How to Read the MACD Indicator
The MACD indicator is a powerful tool that can give traders valuable insights into market trends and potential trading opportunities. But how exactly do you read this technical analysis tool? Let’s break it down step by step.
First, let’s understand the basics of the MACD indicator. It consists of two lines – the MACD line and the signal line. The MACD line represents the difference between two moving averages, typically 12-day and 26-day exponential moving averages (EMA). The signal line is a 9-day EMA of the MACD line.
When interpreting the MACD indicator, one key aspect to focus on is the crossovers between these two lines. A bullish crossover occurs when the MACD line crosses above the signal line, indicating a potential buy signal. Conversely, a bearish crossover happens when the MACD line crosses below the signal line, suggesting a possible sell signal.
Another important element to consider is divergence. Divergence occurs when price action moves in one direction while the MACD indicator moves in another direction. Bullish divergence may suggest an upcoming reversal to upside momentum, while bearish divergence could indicate an impending shift to downside momentum.
Additionally, paying attention to histogram bars can provide further insights into market dynamics. Positive histogram bars indicate increasing buying pressure or upward momentum, while negative histogram bars suggest growing selling pressure or downward momentum.
Remember that like any technical analysis tool, it’s crucial not to rely solely on just one indicator for making trading decisions. Combining multiple indicators and incorporating other aspects such as fundamental analysis and risk management strategies will help enhance your overall trading approach.
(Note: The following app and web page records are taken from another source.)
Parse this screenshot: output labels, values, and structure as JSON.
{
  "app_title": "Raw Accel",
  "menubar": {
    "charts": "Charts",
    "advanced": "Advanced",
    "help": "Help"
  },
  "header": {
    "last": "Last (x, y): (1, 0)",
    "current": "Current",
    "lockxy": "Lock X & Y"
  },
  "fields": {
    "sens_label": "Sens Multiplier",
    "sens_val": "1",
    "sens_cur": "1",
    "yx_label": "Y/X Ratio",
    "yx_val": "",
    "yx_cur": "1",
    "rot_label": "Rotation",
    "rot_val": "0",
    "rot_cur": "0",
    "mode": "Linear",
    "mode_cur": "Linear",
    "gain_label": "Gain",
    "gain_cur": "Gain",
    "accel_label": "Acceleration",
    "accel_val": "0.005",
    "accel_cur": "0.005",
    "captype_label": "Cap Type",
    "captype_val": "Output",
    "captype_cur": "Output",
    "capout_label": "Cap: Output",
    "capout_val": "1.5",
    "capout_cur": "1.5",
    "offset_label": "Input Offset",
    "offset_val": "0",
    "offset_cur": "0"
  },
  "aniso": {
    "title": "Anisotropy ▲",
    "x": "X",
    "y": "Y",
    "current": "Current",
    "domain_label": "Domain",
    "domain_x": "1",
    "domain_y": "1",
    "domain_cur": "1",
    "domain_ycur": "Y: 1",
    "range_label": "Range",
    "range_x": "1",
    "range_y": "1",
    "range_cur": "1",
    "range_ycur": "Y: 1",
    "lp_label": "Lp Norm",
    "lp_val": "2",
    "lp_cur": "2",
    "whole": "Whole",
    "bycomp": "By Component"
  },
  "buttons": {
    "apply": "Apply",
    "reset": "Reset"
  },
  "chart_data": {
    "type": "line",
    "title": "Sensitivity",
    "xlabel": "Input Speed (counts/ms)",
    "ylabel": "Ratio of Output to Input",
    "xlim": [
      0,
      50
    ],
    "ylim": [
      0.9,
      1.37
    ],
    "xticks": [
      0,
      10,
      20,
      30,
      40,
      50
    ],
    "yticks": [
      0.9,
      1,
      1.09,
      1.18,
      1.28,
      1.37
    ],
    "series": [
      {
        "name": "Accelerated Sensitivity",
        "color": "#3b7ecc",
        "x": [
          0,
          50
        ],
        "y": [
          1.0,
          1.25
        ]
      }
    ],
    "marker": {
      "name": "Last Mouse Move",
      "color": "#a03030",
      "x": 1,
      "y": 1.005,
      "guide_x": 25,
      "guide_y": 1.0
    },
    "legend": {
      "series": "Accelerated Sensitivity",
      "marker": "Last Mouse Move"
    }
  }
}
Understanding how to read and interpret key elements of the MACD indicator can be instrumental in identifying potential entry and exit points for trades. Practice using this versatile tool in conjunction with others so you can develop your own personalized trading strategy tailored to your unique goals and preferences!
To truly master the MACD indicator, it is essential to understand and experiment with different MACD settings. By adjusting the parameters of the moving averages and signal line, traders can customize the indicator to suit their specific trading strategies and preferences.
The most commonly used MACD settings are 12, 26, and 9. However, some traders may find that these default values do not provide optimal results for their trading style or market conditions. It is important to remember that there is no one-size-fits-all approach when it comes to setting up the MACD indicator.
When adjusting the settings, consider factors such as timeframes, asset volatility, and personal risk tolerance. Shorter periods (e.g., 5 and 10) may be more suitable for day trading or scalping strategies, while longer periods (e.g., 20 and 50) could be better suited for swing trading or trend-following approaches.
Experimentation is key in finding the right combination of parameters that align with your trading goals. Keep in mind that what works for one trader might not work for another—so don’t be afraid to deviate from conventional wisdom if you believe it will give you an edge in the markets.
In conclusion (!), mastering the MACD indicator requires a deep understanding of its components—moving averages and signal lines—and how they interact with price action on charts. By learning how to interpret its signals correctly along with experimenting with different settings tailored to your individual needs, you can harness this powerful tool to enhance your trading decisions.
Remember: practice makes perfect! Take your time honing your skills using historical data or by paper-trading before implementing any new strategies in live markets. With dedication and perseverance, you’ll soon become proficient at incorporating this valuable technical analysis tool into your everyday trading routine!